▶ [Element data from apps and pages]
☆ ☆ ☆ ☆ ☆ ☆ ☆

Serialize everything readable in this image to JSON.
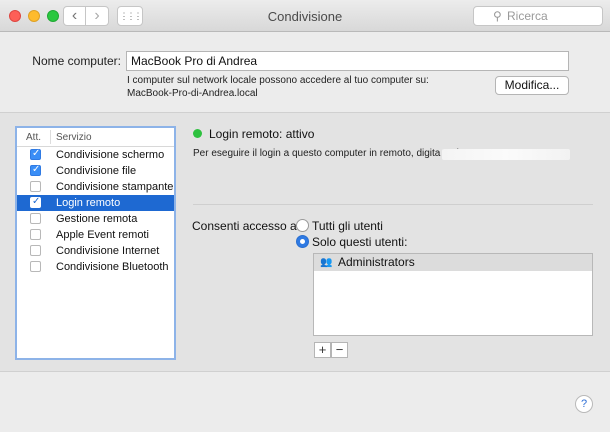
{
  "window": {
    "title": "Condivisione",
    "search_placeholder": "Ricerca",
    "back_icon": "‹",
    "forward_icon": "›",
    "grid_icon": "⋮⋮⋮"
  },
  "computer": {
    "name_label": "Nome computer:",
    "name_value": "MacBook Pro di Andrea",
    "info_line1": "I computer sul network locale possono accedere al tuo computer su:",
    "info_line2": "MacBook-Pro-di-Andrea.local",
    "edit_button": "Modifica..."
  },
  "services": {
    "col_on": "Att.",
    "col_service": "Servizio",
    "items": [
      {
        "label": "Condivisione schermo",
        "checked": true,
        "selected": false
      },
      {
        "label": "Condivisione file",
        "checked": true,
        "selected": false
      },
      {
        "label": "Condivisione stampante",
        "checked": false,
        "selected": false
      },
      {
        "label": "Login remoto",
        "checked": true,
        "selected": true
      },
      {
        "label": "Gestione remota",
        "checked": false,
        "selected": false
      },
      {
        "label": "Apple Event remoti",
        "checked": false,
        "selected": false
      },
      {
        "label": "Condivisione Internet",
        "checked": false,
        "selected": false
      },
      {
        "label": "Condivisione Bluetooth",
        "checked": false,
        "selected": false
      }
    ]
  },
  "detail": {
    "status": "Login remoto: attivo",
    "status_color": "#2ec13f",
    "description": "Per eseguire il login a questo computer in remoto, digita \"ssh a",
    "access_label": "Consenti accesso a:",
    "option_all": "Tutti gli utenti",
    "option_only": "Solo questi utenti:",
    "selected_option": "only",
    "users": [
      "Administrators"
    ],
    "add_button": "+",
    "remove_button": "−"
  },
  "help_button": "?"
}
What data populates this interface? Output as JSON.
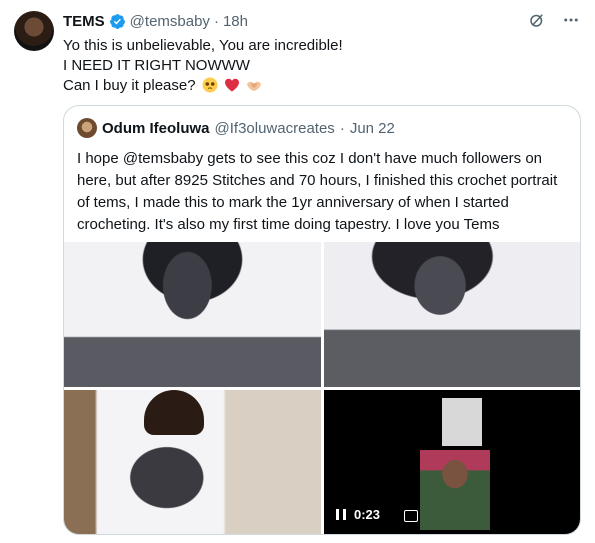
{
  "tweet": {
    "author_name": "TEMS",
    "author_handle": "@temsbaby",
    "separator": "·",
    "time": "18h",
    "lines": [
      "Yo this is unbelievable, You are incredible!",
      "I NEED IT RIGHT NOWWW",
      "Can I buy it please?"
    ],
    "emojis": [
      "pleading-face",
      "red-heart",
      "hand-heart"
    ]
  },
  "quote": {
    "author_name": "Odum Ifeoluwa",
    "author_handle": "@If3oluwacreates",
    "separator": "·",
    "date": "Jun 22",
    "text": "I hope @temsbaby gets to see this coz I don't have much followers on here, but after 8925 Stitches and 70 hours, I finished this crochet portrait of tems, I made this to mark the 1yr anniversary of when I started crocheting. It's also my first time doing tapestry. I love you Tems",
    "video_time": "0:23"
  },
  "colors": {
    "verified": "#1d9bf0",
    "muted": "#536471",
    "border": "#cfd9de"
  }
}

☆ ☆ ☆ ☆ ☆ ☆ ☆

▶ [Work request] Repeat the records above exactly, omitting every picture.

▶ [Reply]
Serialize everything readable in this image to JSON.
{
  "window": {
    "title": "Condivisione",
    "search_placeholder": "Ricerca",
    "back_icon": "‹",
    "forward_icon": "›",
    "grid_icon": "⋮⋮⋮"
  },
  "computer": {
    "name_label": "Nome computer:",
    "name_value": "MacBook Pro di Andrea",
    "info_line1": "I computer sul network locale possono accedere al tuo computer su:",
    "info_line2": "MacBook-Pro-di-Andrea.local",
    "edit_button": "Modifica..."
  },
  "services": {
    "col_on": "Att.",
    "col_service": "Servizio",
    "items": [
      {
        "label": "Condivisione schermo",
        "checked": true,
        "selected": false
      },
      {
        "label": "Condivisione file",
        "checked": true,
        "selected": false
      },
      {
        "label": "Condivisione stampante",
        "checked": false,
        "selected": false
      },
      {
        "label": "Login remoto",
        "checked": true,
        "selected": true
      },
      {
        "label": "Gestione remota",
        "checked": false,
        "selected": false
      },
      {
        "label": "Apple Event remoti",
        "checked": false,
        "selected": false
      },
      {
        "label": "Condivisione Internet",
        "checked": false,
        "selected": false
      },
      {
        "label": "Condivisione Bluetooth",
        "checked": false,
        "selected": false
      }
    ]
  },
  "detail": {
    "status": "Login remoto: attivo",
    "status_color": "#2ec13f",
    "description": "Per eseguire il login a questo computer in remoto, digita \"ssh a",
    "access_label": "Consenti accesso a:",
    "option_all": "Tutti gli utenti",
    "option_only": "Solo questi utenti:",
    "selected_option": "only",
    "users": [
      "Administrators"
    ],
    "add_button": "+",
    "remove_button": "−"
  },
  "help_button": "?"
}
What data populates this interface? Output as JSON.
{
  "tweet": {
    "author_name": "TEMS",
    "author_handle": "@temsbaby",
    "separator": "·",
    "time": "18h",
    "lines": [
      "Yo this is unbelievable, You are incredible!",
      "I NEED IT RIGHT NOWWW",
      "Can I buy it please?"
    ],
    "emojis": [
      "pleading-face",
      "red-heart",
      "hand-heart"
    ]
  },
  "quote": {
    "author_name": "Odum Ifeoluwa",
    "author_handle": "@If3oluwacreates",
    "separator": "·",
    "date": "Jun 22",
    "text": "I hope @temsbaby gets to see this coz I don't have much followers on here, but after 8925 Stitches and 70 hours, I finished this crochet portrait of tems, I made this to mark the 1yr anniversary of when I started crocheting. It's also my first time doing tapestry. I love you Tems",
    "video_time": "0:23"
  },
  "colors": {
    "verified": "#1d9bf0",
    "muted": "#536471",
    "border": "#cfd9de"
  }
}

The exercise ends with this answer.